When Blackadder arrived on New Zealand screens, the 80s British comedy quickly achieved cult status. But when a rumour spread that several minutes of every episode were being edited out by TVNZ, things got weird.
I was once sent a turnip in the mail. It was 1990. The parcel arrived on my desk at TVNZ in Auckland where I was the TV One programmer. It was sent as a form of protest against the editing of the comedy Blackadder (burning playgrounds hadn’t been thought of back then). I didn’t know it was a turnip until the newspaper wrapping had been peeled back. I remember the fetid smell, just as you’d expect a sweaty tuber wrapped in newspaper, having travelled 1,430km from Dunedin to Auckland, to smell. I don’t know for sure that it came from Dunedin, but at the time enraged Otago University students were making a lot of noise about the editing of their favourite TV programme.
In British television comedy history, Blackadder attracts almost the kind of reverence given to Monty Python. It features almost as many quotable quotes. “I have a cunning plan.” “It’s so [insert adjective], you could rip the head off it and call it a [insert noun].” Rowan Atkinson plays Edmund Blackadder, the conniving antagonist, and his dim witted dogsbody Baldrick is played by Tony Robinson. Baldrick is obsessed with turnips. I presume that was the connection.

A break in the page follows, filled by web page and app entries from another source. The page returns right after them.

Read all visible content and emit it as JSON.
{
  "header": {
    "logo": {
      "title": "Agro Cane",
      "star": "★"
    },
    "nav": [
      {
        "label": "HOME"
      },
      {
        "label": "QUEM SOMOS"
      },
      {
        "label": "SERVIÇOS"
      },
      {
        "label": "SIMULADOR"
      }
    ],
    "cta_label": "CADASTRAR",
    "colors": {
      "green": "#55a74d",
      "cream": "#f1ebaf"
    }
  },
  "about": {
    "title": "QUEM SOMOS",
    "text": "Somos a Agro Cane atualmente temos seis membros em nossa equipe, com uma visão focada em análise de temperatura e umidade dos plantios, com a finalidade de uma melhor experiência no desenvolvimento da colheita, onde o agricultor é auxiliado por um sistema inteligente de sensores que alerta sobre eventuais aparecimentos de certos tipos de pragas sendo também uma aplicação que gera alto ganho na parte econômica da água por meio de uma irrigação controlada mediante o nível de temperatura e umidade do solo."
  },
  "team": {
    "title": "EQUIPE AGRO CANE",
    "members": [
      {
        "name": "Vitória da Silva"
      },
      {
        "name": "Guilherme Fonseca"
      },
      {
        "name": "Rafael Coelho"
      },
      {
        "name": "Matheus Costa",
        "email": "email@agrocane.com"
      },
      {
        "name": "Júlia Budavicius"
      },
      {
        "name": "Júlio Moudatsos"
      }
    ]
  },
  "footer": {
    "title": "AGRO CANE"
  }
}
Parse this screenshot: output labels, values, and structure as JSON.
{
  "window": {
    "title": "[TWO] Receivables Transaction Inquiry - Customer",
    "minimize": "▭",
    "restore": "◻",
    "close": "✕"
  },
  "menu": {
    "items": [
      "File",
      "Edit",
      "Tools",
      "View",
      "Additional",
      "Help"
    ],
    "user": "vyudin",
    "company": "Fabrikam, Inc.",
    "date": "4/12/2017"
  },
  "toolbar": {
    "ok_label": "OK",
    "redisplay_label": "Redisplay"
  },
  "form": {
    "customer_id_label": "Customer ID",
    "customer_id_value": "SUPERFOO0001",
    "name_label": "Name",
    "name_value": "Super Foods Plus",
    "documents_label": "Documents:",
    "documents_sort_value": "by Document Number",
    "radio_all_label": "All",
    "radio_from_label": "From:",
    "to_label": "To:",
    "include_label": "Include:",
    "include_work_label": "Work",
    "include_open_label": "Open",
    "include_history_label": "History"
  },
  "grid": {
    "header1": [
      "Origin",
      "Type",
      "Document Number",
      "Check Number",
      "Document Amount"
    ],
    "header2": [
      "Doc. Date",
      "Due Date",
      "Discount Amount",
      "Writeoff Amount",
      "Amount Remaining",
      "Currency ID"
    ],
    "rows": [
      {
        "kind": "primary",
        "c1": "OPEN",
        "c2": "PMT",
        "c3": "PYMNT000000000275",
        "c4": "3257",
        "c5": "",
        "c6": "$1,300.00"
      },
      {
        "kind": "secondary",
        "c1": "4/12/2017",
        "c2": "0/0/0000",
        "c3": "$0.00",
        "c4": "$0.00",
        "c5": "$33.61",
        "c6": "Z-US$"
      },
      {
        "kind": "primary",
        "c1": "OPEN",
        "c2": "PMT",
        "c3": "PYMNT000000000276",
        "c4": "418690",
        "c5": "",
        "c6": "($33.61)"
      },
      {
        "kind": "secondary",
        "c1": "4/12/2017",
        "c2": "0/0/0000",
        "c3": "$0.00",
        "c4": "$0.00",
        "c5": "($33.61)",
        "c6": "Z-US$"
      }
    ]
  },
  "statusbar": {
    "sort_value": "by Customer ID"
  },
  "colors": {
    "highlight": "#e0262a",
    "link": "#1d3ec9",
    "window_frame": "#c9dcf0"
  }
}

When the series started screening on TVNZ in the 1980s, it quickly achieved cult status, especially among university students. In 1990, when a repeat of the first series was showing, a rumour got out that several minutes of every episode were being edited out by TVNZ. It was true. As the programmer at the time, along with my colleague Glenn Usmar, I copped a lot of flak for that. Thirty-three years later, it’s time to explain.
To understand what happened, you need to realise that Blackadder was made by the BBC, a non-commercial broadcaster with a non-commercial schedule to fill. TVNZ was (and still is) a commercial environment. Programmes on TVNZ at that time had to be around 23 minutes in length for a half hour, or 46 minutes for an hour, to allow space for advertising. Compare this with the standard BBC programmes which were around 29 minutes or 58 minutes in duration. Add advertising plus programme promotions to 29 minutes of Blackadder, and it took up 40 minutes in TVNZ’s programme schedule.
Blackadder was considered a little raunchy back then so it was in the schedule to start at 9.30pm on a Monday night. Accordingly, the late news that followed was scheduled to start 40 minutes later at 10 past 10pm. And this really upset the then head of news. He wanted his late news to start on the dot of 10pm. I said it couldn’t be done without editing five minutes out of Blackadder. The response was an unhelpful: so what? Who will notice or care? My boss, the head of programming for channels One and 2, was an Australian who didn’t know who Rowan Atkinson was, and wasn’t terribly interested in the debate.
At our weekly board of management meeting, I argued the case vociferously for not editing. Sadly the board backed the news department and so the editing began. As did the rumours and the outrage. Glenn and I were as horrified as our viewers. As were the presentation staff whose job it was to prepare programmes for going to air. Most of them were huge fans of the programme. It was around this time that the turnip arrived.
Blackadder was not the only programme to be edited. Many other BBC programmes were edited to fit. Other British schedule stalwarts like Coronation Street were also edited but in Coro’s case, it was comparatively little. This was because Coro had been made for the commercial ITV network in the UK, to fit a commercial format.
I don’t know if the BBC knew what we were doing to their comedy taonga. It wouldn’t have taken much to figure it out, but they never said. At that time, I understand that TVNZ purchased more BBC product than any other offshore market. We had a bulk deal giving us first dibs on all their product such as comedies like Keeping Up Appearances and many of the Montana Sunday Theatre dramas. We were an important customer to them.
Apart from hiccups like the Blackadder debacle, being a programmer was a great job back in the day. Watching loads of potential content, deciding what to buy and when to schedule it. One day someone told me about this new technology that meant in the future, television viewers would be able to watch what they liked, when they liked. You would be able to watch unedited episodes of Blackadder at 9.30 at night or 9.30 in the morning. Television programmers would be out of a job. A cunning plan indeed.
Update, 1.30pm, June 13: A reference to Blackadder first screening on New Zealand television in 1990 was removed as the show was in fact shown here several years earlier.
Dr Maureen Sinton (Ngāi Tai ki Tāmaki) is a former radio and television producer, TV One programmer and now lecturer at Te Ara Poutama, the Faculty of Māori and Indigenous Development at AUT. She was TV One programmer from 1989 to 1993, and later the programmer for Prime Television at the time of its start-up.